Audiocassette tape with handwritten label
Audiocassette tape of a Hazel Dickens and Phyllis Boyens interview at the John Henry Folk Festival in 1978. (FS-20015/1167)

Finally, Fenton took part in video documentation of blues musicians including videos of Willie Trice. Fenton is described as recording the videos. They are also accessible and streaming in the Southern Folklife Collection Moving Image Materials finding aid. (VOR-30002/110-111).  
Black and white shot of man sitting on couch, playing a guitar.
Willie Trice playing his guitar (VOR-30002/110).

Fenton resides in Charlottesville, VA where she owns 9 retail stores. She is one of the organizers of Blues Week at the Augusta Heritage Workshop in Elkins, WV.

Recent disc acquisitions from the Lloyd Perryman Collection

Recently digitized here at SFC are a selection of discs of various shapes and sizes  from the Lloyd Perryman Collection (20456).
The audio recordings in the collection consist primarily of “radio shows, compilations, songs, and public service announcements by Sons of the Pioneers, Lloyd Perryman, Rex Allen, Rusty Richards, The Whippoorwills, and others.”
Here’s an excerpt from Instantaneous Disc, call number FD-20456/4, “Bowleg Bill and the Humpback Whale,” a novelty song that tells the tale of a seafaring cowboy of sorts in pursuit of a large aquatic mammal he’s not particularly fond of.
Record Label with sticker on label. Reads “Harmony Recorders, 1479 N. Vine St. Hollywood 28, Calif. Bowleg Bill and the Humpback Whale (Oliver-Shapiro).” Sticker reads “Leeway Music, 4042 Benedict Canyon Dr. Sherman Oaks, Calif.”

Also in the collection is radio transcription disc call number FD-20456/63 from the Cooperative Forest Fire Prevention Campaign, in which Roy Rogers, Pat Brady, and The Sons get into a caper with an enemy as usual – this time, though, it’s a forest fire. The disc includes the Sons’ classic “Tumblin’ Tumbleweeds” among others, but somewhat unique is their bespoke Smokey the Bear jingle.
Record Label, text with picture of Smokey the Bear. Reads “Cooperative Forest Fire Campaign, Platter 16, Side 1, 33 1/3 R.P.M. ‘Rodeo Roundup’ featuring Roy Rogers and Pat Brade with The Sons of the Pioneers (4 1/2 minutes), Cut #2 spot (Roy Rogers) 1 minute, Cut #3 spot (Roy Rogers) 1 minute. Sponsored by State Foresters and Forest Service, U.S. Dept. Of Agriculture. A Public Service Program of the Advertising Council.”
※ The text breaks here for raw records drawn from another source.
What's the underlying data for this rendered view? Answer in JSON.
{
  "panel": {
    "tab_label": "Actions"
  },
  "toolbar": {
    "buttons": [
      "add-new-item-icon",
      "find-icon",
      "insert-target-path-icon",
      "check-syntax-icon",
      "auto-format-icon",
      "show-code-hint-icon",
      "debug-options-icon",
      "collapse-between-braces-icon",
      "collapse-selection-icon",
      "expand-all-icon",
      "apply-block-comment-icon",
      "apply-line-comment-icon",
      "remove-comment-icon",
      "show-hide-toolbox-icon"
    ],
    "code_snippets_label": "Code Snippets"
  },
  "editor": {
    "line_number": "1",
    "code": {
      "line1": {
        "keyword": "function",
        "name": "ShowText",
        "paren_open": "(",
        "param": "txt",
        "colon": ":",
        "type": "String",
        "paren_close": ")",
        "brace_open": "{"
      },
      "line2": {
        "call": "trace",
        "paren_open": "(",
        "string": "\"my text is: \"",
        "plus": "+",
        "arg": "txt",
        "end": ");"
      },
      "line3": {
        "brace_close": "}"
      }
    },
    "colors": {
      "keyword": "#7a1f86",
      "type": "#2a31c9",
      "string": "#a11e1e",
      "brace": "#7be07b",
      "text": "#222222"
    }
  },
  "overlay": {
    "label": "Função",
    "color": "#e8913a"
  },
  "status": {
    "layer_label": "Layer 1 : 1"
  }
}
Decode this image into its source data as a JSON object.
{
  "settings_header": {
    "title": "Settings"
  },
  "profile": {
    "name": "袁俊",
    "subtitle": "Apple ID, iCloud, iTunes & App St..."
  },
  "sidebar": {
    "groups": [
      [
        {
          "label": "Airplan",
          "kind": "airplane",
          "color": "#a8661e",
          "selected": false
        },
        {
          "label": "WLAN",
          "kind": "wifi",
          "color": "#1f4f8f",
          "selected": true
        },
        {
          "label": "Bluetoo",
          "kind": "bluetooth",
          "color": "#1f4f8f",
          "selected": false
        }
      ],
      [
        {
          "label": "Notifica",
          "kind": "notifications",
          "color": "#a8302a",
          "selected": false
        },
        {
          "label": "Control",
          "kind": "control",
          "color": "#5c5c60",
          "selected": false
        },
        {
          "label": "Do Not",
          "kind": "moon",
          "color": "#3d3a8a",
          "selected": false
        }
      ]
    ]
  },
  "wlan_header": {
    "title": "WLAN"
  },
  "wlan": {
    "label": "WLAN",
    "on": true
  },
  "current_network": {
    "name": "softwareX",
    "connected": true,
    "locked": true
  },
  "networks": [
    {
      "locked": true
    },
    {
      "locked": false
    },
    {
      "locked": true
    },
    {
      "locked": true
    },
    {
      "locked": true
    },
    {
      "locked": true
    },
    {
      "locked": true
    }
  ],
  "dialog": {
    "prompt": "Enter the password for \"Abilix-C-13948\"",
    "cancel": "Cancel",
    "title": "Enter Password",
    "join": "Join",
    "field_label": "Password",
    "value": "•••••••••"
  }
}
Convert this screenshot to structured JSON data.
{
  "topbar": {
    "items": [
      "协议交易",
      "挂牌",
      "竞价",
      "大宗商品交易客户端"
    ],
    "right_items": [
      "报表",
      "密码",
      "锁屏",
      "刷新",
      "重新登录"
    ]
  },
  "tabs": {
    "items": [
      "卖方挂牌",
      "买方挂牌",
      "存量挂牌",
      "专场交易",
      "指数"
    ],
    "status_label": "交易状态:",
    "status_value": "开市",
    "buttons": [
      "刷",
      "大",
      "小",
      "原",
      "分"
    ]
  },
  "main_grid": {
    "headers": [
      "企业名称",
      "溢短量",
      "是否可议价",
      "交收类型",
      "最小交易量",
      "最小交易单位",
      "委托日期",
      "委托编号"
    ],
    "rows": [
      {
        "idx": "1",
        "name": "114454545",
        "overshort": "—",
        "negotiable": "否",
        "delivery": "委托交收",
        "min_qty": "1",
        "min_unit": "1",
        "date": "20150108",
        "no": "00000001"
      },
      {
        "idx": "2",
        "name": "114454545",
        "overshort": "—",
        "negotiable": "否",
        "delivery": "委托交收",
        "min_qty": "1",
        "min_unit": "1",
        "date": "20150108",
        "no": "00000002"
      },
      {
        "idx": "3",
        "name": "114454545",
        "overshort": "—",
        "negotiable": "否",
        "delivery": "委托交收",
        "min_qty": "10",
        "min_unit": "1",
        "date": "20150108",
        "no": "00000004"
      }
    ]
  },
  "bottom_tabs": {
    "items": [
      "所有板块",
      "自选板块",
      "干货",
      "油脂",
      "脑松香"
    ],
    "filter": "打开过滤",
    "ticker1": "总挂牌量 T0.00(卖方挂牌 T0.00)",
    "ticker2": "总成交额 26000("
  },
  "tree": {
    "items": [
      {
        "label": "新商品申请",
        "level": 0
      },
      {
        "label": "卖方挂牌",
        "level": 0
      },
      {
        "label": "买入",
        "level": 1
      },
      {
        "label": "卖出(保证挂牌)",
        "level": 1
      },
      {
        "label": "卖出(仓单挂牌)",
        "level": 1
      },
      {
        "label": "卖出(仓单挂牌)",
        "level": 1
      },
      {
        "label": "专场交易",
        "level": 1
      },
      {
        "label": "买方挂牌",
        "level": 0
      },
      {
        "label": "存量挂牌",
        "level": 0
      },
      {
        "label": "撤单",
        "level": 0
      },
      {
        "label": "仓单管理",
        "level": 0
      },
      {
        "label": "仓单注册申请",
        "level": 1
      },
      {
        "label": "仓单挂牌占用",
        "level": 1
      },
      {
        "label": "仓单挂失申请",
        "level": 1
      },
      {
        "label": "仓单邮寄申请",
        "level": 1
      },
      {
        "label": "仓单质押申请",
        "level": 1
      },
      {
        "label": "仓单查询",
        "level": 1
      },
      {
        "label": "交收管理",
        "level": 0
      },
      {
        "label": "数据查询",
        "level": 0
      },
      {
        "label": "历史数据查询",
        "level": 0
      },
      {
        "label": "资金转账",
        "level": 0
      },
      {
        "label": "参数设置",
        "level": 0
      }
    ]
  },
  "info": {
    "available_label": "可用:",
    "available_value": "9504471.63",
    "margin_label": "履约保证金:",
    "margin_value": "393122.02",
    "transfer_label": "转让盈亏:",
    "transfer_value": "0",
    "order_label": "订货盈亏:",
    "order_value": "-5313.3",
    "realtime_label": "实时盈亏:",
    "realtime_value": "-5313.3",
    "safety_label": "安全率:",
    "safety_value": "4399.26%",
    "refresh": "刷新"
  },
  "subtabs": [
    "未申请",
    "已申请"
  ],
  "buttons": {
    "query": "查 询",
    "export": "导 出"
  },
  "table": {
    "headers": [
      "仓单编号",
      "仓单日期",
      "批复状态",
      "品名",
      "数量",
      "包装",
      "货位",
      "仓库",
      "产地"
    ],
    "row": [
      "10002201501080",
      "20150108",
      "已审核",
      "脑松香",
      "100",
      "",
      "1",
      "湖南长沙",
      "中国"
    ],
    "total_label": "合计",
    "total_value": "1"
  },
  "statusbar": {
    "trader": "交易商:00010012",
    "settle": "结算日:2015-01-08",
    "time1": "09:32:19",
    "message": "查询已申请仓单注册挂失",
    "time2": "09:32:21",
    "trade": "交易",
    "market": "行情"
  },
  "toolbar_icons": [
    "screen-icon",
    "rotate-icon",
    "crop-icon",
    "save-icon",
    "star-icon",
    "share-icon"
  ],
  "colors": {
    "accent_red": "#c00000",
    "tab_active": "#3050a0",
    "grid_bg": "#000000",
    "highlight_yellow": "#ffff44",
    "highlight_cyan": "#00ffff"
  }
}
These discs and more items from the collection will be but a few showcased as part an event to celebrate recent acquisitions at Wilson Special Collections Library from 5:00-730PM, Thursday, April 4 in the Fearrington Reading Room.

During this open-house event, Library staff members will guide you in an up-close experience with rare and one-of-a-kind items from the North Carolina Collection, Rare Book Collection, Southern Folklife Collection, Southern Historical Collection and University Archives.
From a miniature Renaissance manuscript to items from the papers of legendary Tar Heel coach Dean Smith, these are the items that help to define Carolina’s libraries, making them a point of pride and a destination for research, learning and wonder.
We hope to see you then!